Work instruction: Where the string "this" occurs in a line of the data below, that line should be copied.

(Beginning of Input material)

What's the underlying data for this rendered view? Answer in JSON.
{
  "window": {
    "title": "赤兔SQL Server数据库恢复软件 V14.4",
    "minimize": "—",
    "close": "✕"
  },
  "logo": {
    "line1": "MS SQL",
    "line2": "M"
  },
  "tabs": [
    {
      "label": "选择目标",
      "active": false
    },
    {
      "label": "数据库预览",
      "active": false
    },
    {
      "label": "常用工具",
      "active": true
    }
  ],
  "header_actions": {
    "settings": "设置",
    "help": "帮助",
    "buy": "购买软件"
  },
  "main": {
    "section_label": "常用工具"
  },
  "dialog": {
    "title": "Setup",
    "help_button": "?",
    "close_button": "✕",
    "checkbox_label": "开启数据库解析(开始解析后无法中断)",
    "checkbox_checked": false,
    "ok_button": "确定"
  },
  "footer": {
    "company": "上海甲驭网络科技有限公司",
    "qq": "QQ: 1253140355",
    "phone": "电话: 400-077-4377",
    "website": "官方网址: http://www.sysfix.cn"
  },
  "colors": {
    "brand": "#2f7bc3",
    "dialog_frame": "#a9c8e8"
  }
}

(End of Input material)
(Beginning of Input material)

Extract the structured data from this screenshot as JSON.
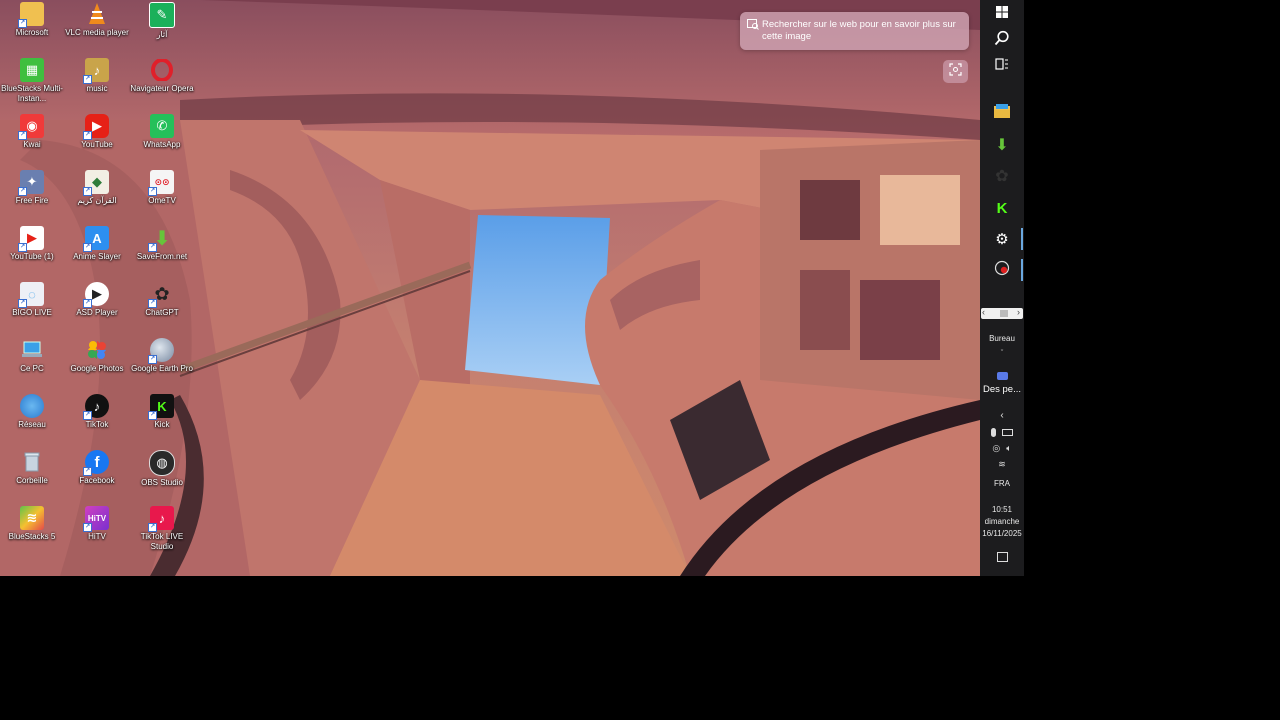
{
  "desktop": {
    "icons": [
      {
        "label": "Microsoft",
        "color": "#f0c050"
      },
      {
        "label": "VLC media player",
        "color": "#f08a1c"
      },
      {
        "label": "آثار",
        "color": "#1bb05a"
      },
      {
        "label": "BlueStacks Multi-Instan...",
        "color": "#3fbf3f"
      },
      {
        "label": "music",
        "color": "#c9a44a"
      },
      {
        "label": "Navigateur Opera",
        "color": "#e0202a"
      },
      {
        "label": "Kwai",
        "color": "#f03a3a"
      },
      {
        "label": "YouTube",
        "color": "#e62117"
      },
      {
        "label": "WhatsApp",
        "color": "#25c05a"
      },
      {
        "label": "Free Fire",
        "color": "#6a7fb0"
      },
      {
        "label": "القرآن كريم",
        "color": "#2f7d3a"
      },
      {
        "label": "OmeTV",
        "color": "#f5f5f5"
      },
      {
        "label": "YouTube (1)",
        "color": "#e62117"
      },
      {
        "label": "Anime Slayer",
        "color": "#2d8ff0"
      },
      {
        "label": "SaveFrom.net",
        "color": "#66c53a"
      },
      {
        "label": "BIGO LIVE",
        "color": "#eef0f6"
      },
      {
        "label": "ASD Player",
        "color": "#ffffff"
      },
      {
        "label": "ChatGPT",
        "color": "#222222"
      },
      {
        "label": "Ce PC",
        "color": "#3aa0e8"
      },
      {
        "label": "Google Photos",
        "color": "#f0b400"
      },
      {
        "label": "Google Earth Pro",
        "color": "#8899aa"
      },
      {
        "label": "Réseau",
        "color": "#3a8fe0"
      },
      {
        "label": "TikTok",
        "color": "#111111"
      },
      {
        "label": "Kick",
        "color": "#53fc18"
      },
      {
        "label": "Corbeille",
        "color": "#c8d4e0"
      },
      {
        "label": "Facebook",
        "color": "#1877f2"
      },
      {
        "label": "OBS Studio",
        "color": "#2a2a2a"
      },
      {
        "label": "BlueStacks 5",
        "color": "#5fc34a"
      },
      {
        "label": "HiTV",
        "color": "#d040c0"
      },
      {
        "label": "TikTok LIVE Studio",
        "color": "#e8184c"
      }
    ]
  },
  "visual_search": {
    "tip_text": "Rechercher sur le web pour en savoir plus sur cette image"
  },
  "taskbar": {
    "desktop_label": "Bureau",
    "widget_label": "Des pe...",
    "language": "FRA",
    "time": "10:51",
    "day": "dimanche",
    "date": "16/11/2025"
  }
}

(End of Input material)

Exercise answer:
What's the underlying data for this rendered view? Answer in JSON.
Extract the structured data from this screenshot as JSON.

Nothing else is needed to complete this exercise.